Fever Ray – Plunge

Endlessly innovative, Plunge befits the return of an iconic creative voice

Album Review by Katie Hawthorne | 03 Nov 2017
Album title: Plunge
Artist: Fever Ray
Label: Rabid Records
Release date: 27 Oct

“Listen! I’m looking for a girl who stands 10 feet tall and has teeth like razors; I’m looking for a girl who could play the bored receptionist in the lobby of the afterlife, crossing the river of forgetting every morning and evening and back into the world of the living, where I will wait with flowers and an assortment of adult toys. Could this be you? I’m looking for a girl to affirm my reality, or cancel it. Me: I am beautifully dressed. I am a reflective surface. I am the president.

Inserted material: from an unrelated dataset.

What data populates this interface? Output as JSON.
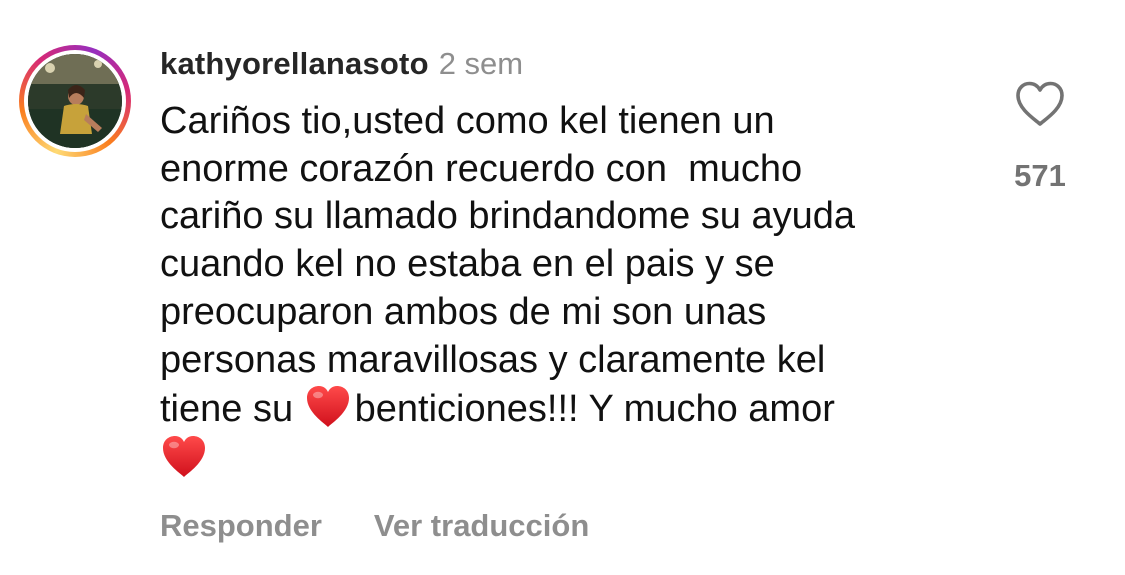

Welcome to my body, my building, the border.”

This paragraph fits roughly in the middle of an astonishing essay that accompanies Plunge, Karin Dreijer’s second solo record as Fever Ray. Over the album’s eleven tracks, Dreijer explores love as a multi-faceted, radical state: vital, physical and sensual, intimate, ferocious and queer. Dreijer’s bodily desires and stickiest fantasies are laid out as a landscape, and one over which she exercises full autonomy: this is her body, these are her boundaries.

Dreijer’s musical career has long been defined by music that’s viscerally and intellectually powerful. As one half of The Knife, with her brother Olof, she spent fifteen years redefining Sweden’s electronic scene. Under her solo moniker, a self-titled debut in 2009 established the sound of her own unique world. Critics almost unanimously described it as glacial, and the record eschewed floor-fillers for a nuanced, introspective sonic universe.

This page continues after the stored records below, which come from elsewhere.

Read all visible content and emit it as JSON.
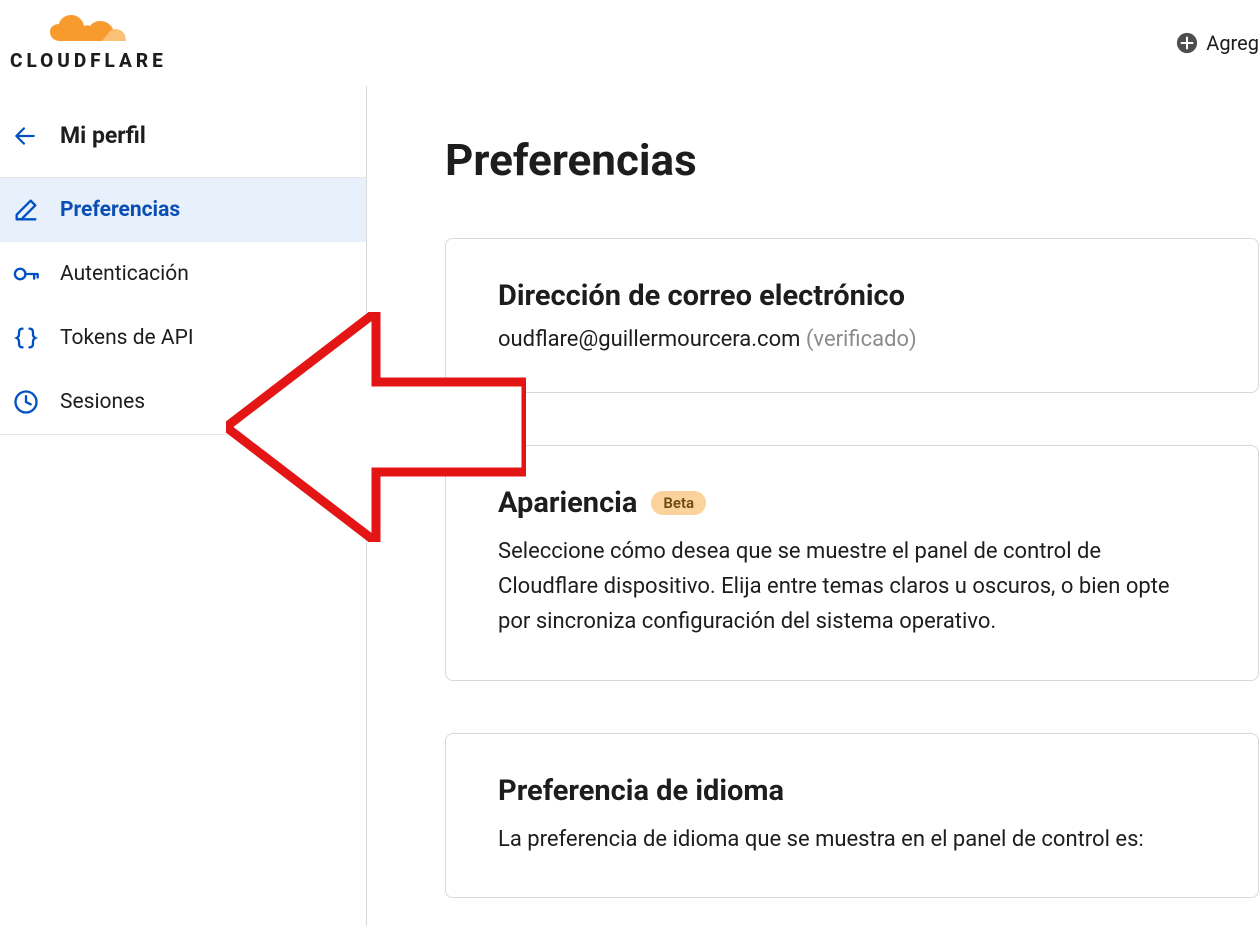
{
  "header": {
    "brand": "CLOUDFLARE",
    "action_label": "Agreg"
  },
  "sidebar": {
    "back_label": "Mi perfil",
    "items": [
      {
        "label": "Preferencias",
        "icon": "pencil-icon",
        "active": true
      },
      {
        "label": "Autenticación",
        "icon": "key-icon",
        "active": false
      },
      {
        "label": "Tokens de API",
        "icon": "braces-icon",
        "active": false
      },
      {
        "label": "Sesiones",
        "icon": "clock-icon",
        "active": false
      }
    ]
  },
  "main": {
    "title": "Preferencias",
    "email_card": {
      "title": "Dirección de correo electrónico",
      "email": "oudflare@guillermourcera.com",
      "verified_label": "(verificado)"
    },
    "appearance_card": {
      "title": "Apariencia",
      "badge": "Beta",
      "description": "Seleccione cómo desea que se muestre el panel de control de Cloudflare dispositivo. Elija entre temas claros u oscuros, o bien opte por sincroniza configuración del sistema operativo."
    },
    "language_card": {
      "title": "Preferencia de idioma",
      "description": "La preferencia de idioma que se muestra en el panel de control es:"
    }
  }
}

Plunge draws on all this and more. But this time the ice has thawed, and we’ve hit boiling point. A true, audacious trip, the album squirms and twists, transforming from one thing to another – but without losing sight of its focus. Joined by six co-producers, mostly new, some long-standing collaborators (Johannes Berglund, for one), on each track Dreijer’s vision takes on new hues, and throws down new surprises. Opener Wanna Sip asks, then asserts: 'Wanna do it? If we do it, it’s my way.'

Tucked in five tracks deep, IDK About You makes you release that, until this point, Plunge has been comparatively tame. Portuguese percussion master NÍDIA brings beats that are rapid and brittle, shamelessly thrilling, and Dreijer skims over them, whipping this party into a frenzy. This Country doubles down with an astonishing anthem that rails against the indignity of a government dictating who, and how, and where we fuck: 'Free abortions! Clean water! Destroy Nuclear!' she yells, 'Every time we fuck we win!'

To the Moon and Back, the record’s first single, is a gleeful, filthy catch-up on Dreijer’s life. 'Hey, remember me? / I’ve been working like crazy!' she gushes, before detailing precisely what kind of personal development she’s referring to: 'Can you imagine? First I take you then you take me / Breathe some life into a fantasy! / I want to run my fingers up your pussy.'

Endlessly innovative – check the skittering, robotic violin on Red Trails, played by Sara Parkman – Plunge befits the return of an iconic creative voice. Dreijer’s politics are written on her body, and she’s asking you to dive in. You won’t need telling twice.

Listen to: Wanna Sip, This Country, Red Trails